    True, but the need still wouldn’t be there without the big TV revenue. Stadiums were built by teams long before the days of $billion TV contracts.

    Related to Eddie’s comments about how Milwaukee’s old stadium didn’t really need replacing: Those of us who hate these public subsidies don’t help our case when we buy into the idea that the Rays “need” to move or that the TropDome isn’t acceptable for use by an MLB team or the A’s “need” a new stadium or that new stadiums “need” to cost more than $500M – something I see here pretty frequently. It just ain’t so. The only reason these things “need” to happen is to (theoretically) increase the profitability of already profitable businesses. And there’s no reason the public should be concerned about that “need”, at all.

  5. Too bad Robert Kraft did not jump on the Suffolk Downs property, they just had their last horse racing session on Sunday.
    It is about 107 acres of land with a Blue Line stop next to it.
    The new stadium would have used at the most 20 acres of land and with the rest devoted to development it could have paid for itself.

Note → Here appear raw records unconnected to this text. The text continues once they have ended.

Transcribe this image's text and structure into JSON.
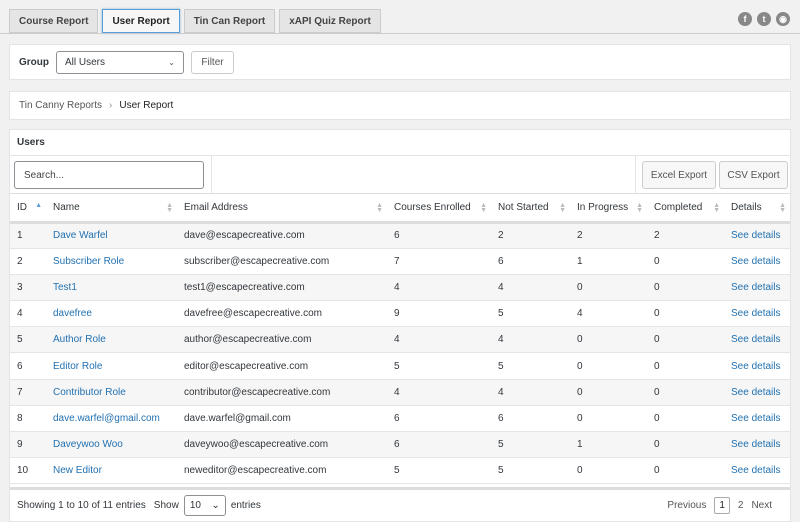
{
  "tabs": [
    {
      "label": "Course Report",
      "active": false
    },
    {
      "label": "User Report",
      "active": true
    },
    {
      "label": "Tin Can Report",
      "active": false
    },
    {
      "label": "xAPI Quiz Report",
      "active": false
    }
  ],
  "social_icons": [
    "facebook-icon",
    "twitter-icon",
    "web-icon"
  ],
  "filter": {
    "label": "Group",
    "selected": "All Users",
    "button": "Filter"
  },
  "breadcrumb": {
    "parent": "Tin Canny Reports",
    "separator": "›",
    "current": "User Report"
  },
  "users": {
    "title": "Users",
    "search_placeholder": "Search...",
    "excel_export": "Excel Export",
    "csv_export": "CSV Export",
    "columns": [
      "ID",
      "Name",
      "Email Address",
      "Courses Enrolled",
      "Not Started",
      "In Progress",
      "Completed",
      "Details"
    ],
    "rows": [
      {
        "id": "1",
        "name": "Dave Warfel",
        "email": "dave@escapecreative.com",
        "enrolled": "6",
        "not_started": "2",
        "in_progress": "2",
        "completed": "2",
        "details": "See details"
      },
      {
        "id": "2",
        "name": "Subscriber Role",
        "email": "subscriber@escapecreative.com",
        "enrolled": "7",
        "not_started": "6",
        "in_progress": "1",
        "completed": "0",
        "details": "See details"
      },
      {
        "id": "3",
        "name": "Test1",
        "email": "test1@escapecreative.com",
        "enrolled": "4",
        "not_started": "4",
        "in_progress": "0",
        "completed": "0",
        "details": "See details"
      },
      {
        "id": "4",
        "name": "davefree",
        "email": "davefree@escapecreative.com",
        "enrolled": "9",
        "not_started": "5",
        "in_progress": "4",
        "completed": "0",
        "details": "See details"
      },
      {
        "id": "5",
        "name": "Author Role",
        "email": "author@escapecreative.com",
        "enrolled": "4",
        "not_started": "4",
        "in_progress": "0",
        "completed": "0",
        "details": "See details"
      },
      {
        "id": "6",
        "name": "Editor Role",
        "email": "editor@escapecreative.com",
        "enrolled": "5",
        "not_started": "5",
        "in_progress": "0",
        "completed": "0",
        "details": "See details"
      },
      {
        "id": "7",
        "name": "Contributor Role",
        "email": "contributor@escapecreative.com",
        "enrolled": "4",
        "not_started": "4",
        "in_progress": "0",
        "completed": "0",
        "details": "See details"
      },
      {
        "id": "8",
        "name": "dave.warfel@gmail.com",
        "email": "dave.warfel@gmail.com",
        "enrolled": "6",
        "not_started": "6",
        "in_progress": "0",
        "completed": "0",
        "details": "See details"
      },
      {
        "id": "9",
        "name": "Daveywoo Woo",
        "email": "daveywoo@escapecreative.com",
        "enrolled": "6",
        "not_started": "5",
        "in_progress": "1",
        "completed": "0",
        "details": "See details"
      },
      {
        "id": "10",
        "name": "New Editor",
        "email": "neweditor@escapecreative.com",
        "enrolled": "5",
        "not_started": "5",
        "in_progress": "0",
        "completed": "0",
        "details": "See details"
      }
    ]
  },
  "footer": {
    "info": "Showing 1 to 10 of 11 entries",
    "show_label": "Show",
    "page_size": "10",
    "entries_label": "entries",
    "previous": "Previous",
    "pages": [
      "1",
      "2"
    ],
    "current_page": "1",
    "next": "Next"
  },
  "colors": {
    "link": "#2271b1",
    "active_tab_border": "#5b9dd9"
  }
}
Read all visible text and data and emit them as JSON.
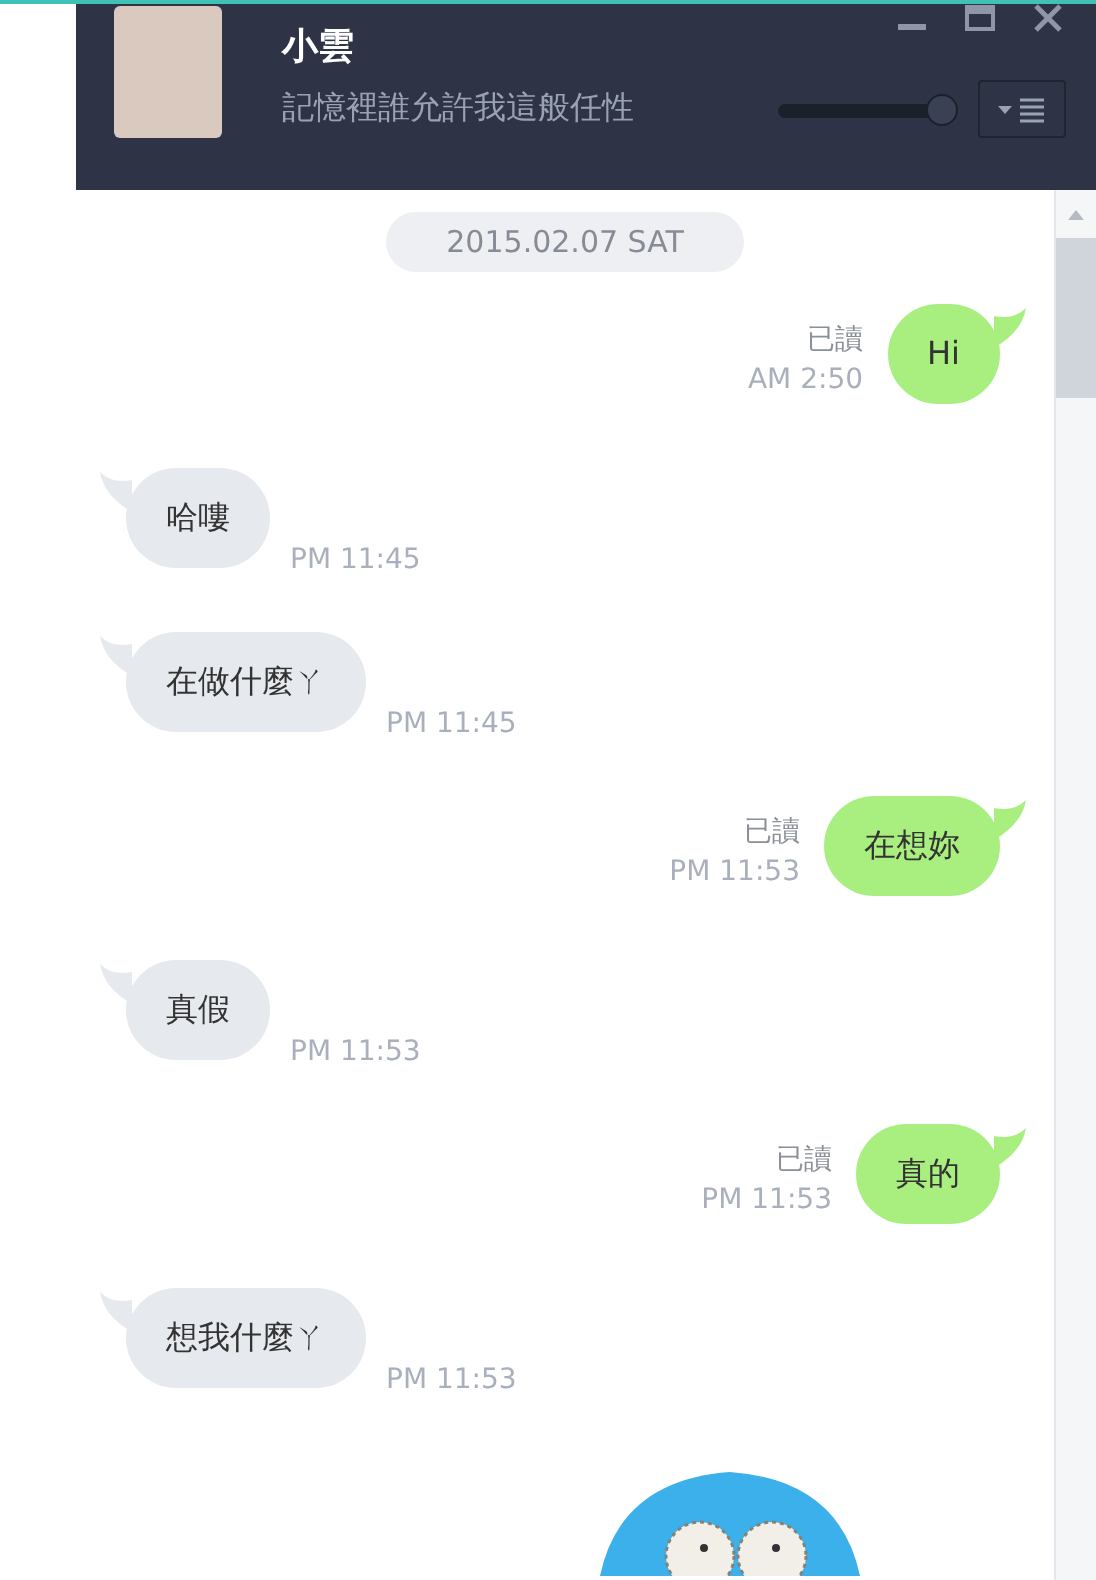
{
  "header": {
    "name": "小雲",
    "status": "記憶裡誰允許我這般任性",
    "zoom_slider": {
      "level": 0.93
    }
  },
  "date_label": "2015.02.07 SAT",
  "messages": [
    {
      "kind": "sent",
      "text": "Hi",
      "read": "已讀",
      "time": "AM 2:50"
    },
    {
      "kind": "received",
      "text": "哈嘍",
      "time": "PM 11:45"
    },
    {
      "kind": "received",
      "text": "在做什麼ㄚ",
      "time": "PM 11:45"
    },
    {
      "kind": "sent",
      "text": "在想妳",
      "read": "已讀",
      "time": "PM 11:53"
    },
    {
      "kind": "received",
      "text": "真假",
      "time": "PM 11:53"
    },
    {
      "kind": "sent",
      "text": "真的",
      "read": "已讀",
      "time": "PM 11:53"
    },
    {
      "kind": "received",
      "text": "想我什麼ㄚ",
      "time": "PM 11:53"
    },
    {
      "kind": "sticker"
    }
  ]
}
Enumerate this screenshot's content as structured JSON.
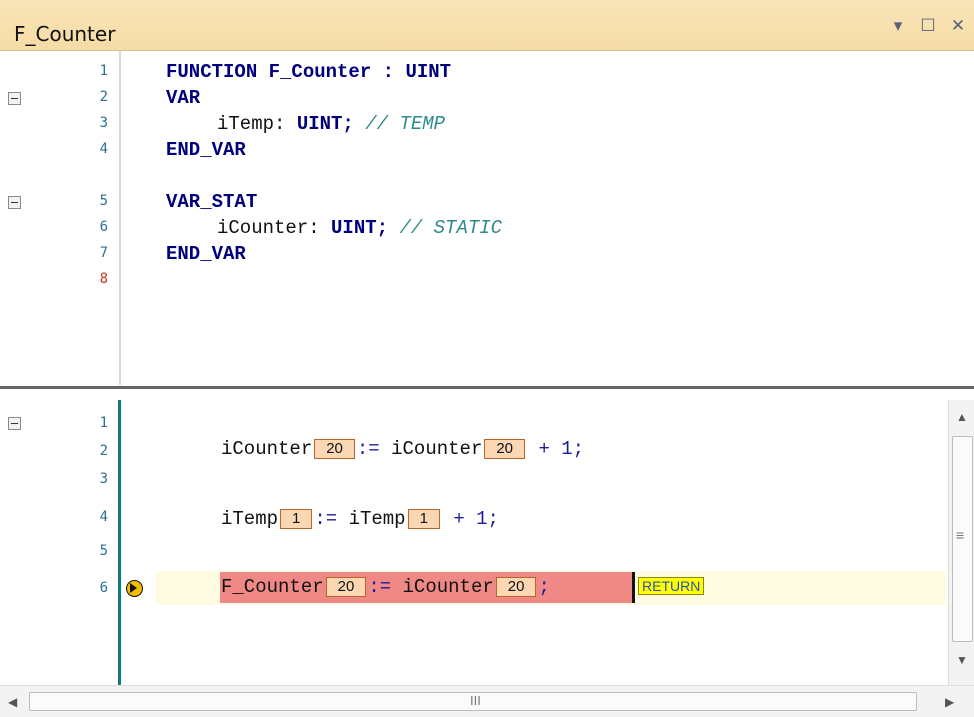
{
  "window": {
    "title": "F_Counter"
  },
  "declaration": {
    "lines": [
      {
        "no": "1",
        "text": "FUNCTION F_Counter : UINT"
      },
      {
        "no": "2",
        "text": "VAR"
      },
      {
        "no": "3",
        "var": "iTemp: ",
        "type": "UINT;",
        "comment": "// TEMP"
      },
      {
        "no": "4",
        "text": "END_VAR"
      },
      {
        "no": "5",
        "text": "VAR_STAT"
      },
      {
        "no": "6",
        "var": "iCounter: ",
        "type": "UINT;",
        "comment": "// STATIC"
      },
      {
        "no": "7",
        "text": "END_VAR"
      },
      {
        "no": "8",
        "text": ""
      }
    ]
  },
  "implementation": {
    "lines": [
      {
        "no": "1"
      },
      {
        "no": "2",
        "lhs": "iCounter",
        "lhs_val": "20",
        "assign": ":=",
        "rhs": "iCounter",
        "rhs_val": "20",
        "rest": "+ 1;"
      },
      {
        "no": "3"
      },
      {
        "no": "4",
        "lhs": "iTemp",
        "lhs_val": "1",
        "assign": ":=",
        "rhs": "iTemp",
        "rhs_val": "1",
        "rest": "+ 1;"
      },
      {
        "no": "5"
      },
      {
        "no": "6",
        "lhs": "F_Counter",
        "lhs_val": "20",
        "assign": ":=",
        "rhs": "iCounter",
        "rhs_val": "20",
        "rest": ";",
        "badge": "RETURN"
      }
    ]
  },
  "scrollbar": {
    "grip": "≡",
    "hgrip": "III"
  }
}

    • Sort of like the Wonderland proposal. I never could understand why Kraft turned up his nose at that, unless it was the distance. (Yeah, right. Foxboro is sO mUCh MorE accessible)

  6. Three mayors. One owner. No deal. St. Pete’s futile history with the Rays.

    https://www.tampabay.com/st-petersburg/three-mayors-one-owner-no-deal-st-petes-futile-history-with-the-rays-20190629/